Here's a list of things loosely related to the match. We know people like lists. Lists give people the illusion of order and control. "You can tell he knows what he's talking about," people say, "because he's written stuff in a list."
Especially lists with bullet points. Numbered lists don't work, because they imply a ranking order of importance, and end up causing arguments between stupid people.
Anyway, this was a match of two halves. One half was covered in snow, and the other wasn't. Which brings us to red lines...
We had this debate about coloured line markings, and concluded they were a stupid idea. You see, it doesn't matter what colour they are if they're covered in snow. The last time I looked, grass was green. But if it's covered in snow, it's white. On Saturday, they had to scrape the snow away to see the red line markings. On the bit without the snow, the red lines were pointless. It was all very disconcerting, like Leicester's diagonally cut pitch which is designed to make people sea sick.
The reason we call this lot the Undead is twofold. Firstly, if you take the middle bit out of United - Un..ed - the word Undead immediately springs to mind. Secondly, everybody knows that Bramall Lane is the Heart of Darkness and has been ever since it was touched by Warlock the Destroyer. The fans have developed a finely tuned inferiority complex over the years and seem permanently angry with everything, especially trees. Not Tricky Trees, but trees. Yes, they're cutting down all the trees in Sheffield, because living things aren't welcome there any more.
Younger fans may have been confused by the chant of "scabs"
which rose from the Undead fans fairly early on in the match. Well, this refers to the great miner's strike when Missis Thatcher was queen. The striking Yorkshire miners were so short of cash they ended up eating their own scabs. Even today, you can go into Sheffield chip shops and hear people ordering "one of each and a bag of scabs".

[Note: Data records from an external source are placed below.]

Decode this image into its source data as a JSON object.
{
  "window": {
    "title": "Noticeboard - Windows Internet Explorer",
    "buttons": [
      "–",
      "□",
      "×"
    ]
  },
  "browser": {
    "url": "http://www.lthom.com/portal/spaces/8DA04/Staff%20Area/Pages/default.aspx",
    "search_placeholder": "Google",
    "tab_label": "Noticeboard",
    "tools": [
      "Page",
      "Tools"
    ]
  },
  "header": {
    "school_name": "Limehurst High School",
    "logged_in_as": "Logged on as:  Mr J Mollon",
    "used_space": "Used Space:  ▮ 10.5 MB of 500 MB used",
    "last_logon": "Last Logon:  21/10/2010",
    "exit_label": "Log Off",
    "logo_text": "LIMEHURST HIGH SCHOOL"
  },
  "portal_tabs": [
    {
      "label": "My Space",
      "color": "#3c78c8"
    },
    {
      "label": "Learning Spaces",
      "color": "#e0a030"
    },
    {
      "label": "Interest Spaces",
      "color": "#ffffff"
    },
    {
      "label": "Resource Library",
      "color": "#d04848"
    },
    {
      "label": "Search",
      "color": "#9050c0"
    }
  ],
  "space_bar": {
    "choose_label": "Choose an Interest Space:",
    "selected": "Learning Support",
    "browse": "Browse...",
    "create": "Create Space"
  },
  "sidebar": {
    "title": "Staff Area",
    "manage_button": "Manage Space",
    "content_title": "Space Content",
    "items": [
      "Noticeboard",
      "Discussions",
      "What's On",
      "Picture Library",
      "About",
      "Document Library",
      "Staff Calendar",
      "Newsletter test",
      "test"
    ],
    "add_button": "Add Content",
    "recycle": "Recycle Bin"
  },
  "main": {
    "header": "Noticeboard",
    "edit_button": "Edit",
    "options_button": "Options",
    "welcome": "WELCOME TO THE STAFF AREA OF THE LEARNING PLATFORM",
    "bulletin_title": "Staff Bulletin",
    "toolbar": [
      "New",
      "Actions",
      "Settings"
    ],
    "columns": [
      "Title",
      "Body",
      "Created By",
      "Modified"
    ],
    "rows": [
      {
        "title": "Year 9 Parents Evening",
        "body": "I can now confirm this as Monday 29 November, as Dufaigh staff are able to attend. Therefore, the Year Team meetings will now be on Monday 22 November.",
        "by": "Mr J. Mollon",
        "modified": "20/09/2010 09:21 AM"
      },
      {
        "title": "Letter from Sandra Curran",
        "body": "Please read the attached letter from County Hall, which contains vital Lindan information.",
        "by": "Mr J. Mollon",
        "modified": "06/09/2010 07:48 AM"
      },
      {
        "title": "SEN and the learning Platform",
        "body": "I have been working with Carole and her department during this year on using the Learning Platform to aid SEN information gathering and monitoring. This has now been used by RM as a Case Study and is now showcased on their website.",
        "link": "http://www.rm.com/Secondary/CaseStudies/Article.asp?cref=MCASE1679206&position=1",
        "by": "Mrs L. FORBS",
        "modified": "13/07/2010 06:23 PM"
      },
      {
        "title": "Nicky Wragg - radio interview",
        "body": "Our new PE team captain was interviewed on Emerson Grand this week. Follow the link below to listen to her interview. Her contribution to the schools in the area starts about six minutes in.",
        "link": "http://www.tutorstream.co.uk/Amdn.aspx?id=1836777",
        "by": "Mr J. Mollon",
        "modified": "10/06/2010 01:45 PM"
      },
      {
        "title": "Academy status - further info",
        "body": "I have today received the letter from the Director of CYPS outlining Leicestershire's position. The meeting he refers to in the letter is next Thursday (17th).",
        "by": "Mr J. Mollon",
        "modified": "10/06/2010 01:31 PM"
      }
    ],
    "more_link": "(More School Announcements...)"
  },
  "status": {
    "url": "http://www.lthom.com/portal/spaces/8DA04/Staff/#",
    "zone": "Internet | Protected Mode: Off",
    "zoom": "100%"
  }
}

Anyway, the first half of the match was a bit duff. The Undead played with the spirit of men who hadn't quite realised how bad they were, and had a couple of chances. Clarke headed wide from what seemed to be inside the Forest goal, and Fleck tried an effort which was so poor Pantilimillione adjusted his position several times before it reached him. Forest defended solidly, then started up the boilers towards the end of the half. At half time the only question on people's lips was "Where are my feet?"
The second half was virtually all Forest. Whilst remaining rock solid in defence, they made enough progress forward to scare the bejeesus out of the Undead by missing several decent chances. The ones who used to score for Forest - Murphy and Dowell - were the main culprits. Dowell may still be suffering from a post-Warburton sulk, and Murphy may have lost the use of his eyes and legs, but these are no excuses. Brereton seems to have got himself in the unfortunate position of not even being expected to score, which is worrying. Mister Karanka's patience must be wearing a bit thin with his strike force now. Whoever he plays up front, whatever formation he puts them in, the goals have dried up completely. The fact that the Undead man of the match was their goalkeeper said much about Forest's dominance, but to be frank the saves he had to make weren't overwhelmingly difficult.
Mind you, in terms of attacking intent and execution, the Undead were worse. As well as asking yourself "Where are my legs?" you began to
wonder how this lot had ever crept so high in the table. Had everybody been asleep? They don't look good enough to reach the top six, but then neither do Derby. It's a funny old world isn't it?
So Forest rumble along like a slow red train, buggering up opponents' dreams of promotion, but not yet reaching anywhere near murderous speed. In the meantime, Derby cancel matches because they're running scared, Leicester's harum scarum football fails against Chelsea in the FA Cup, and the Undead can console themselves by sharing a big bag of scabs round the braziers where the trees used to be.
End of list.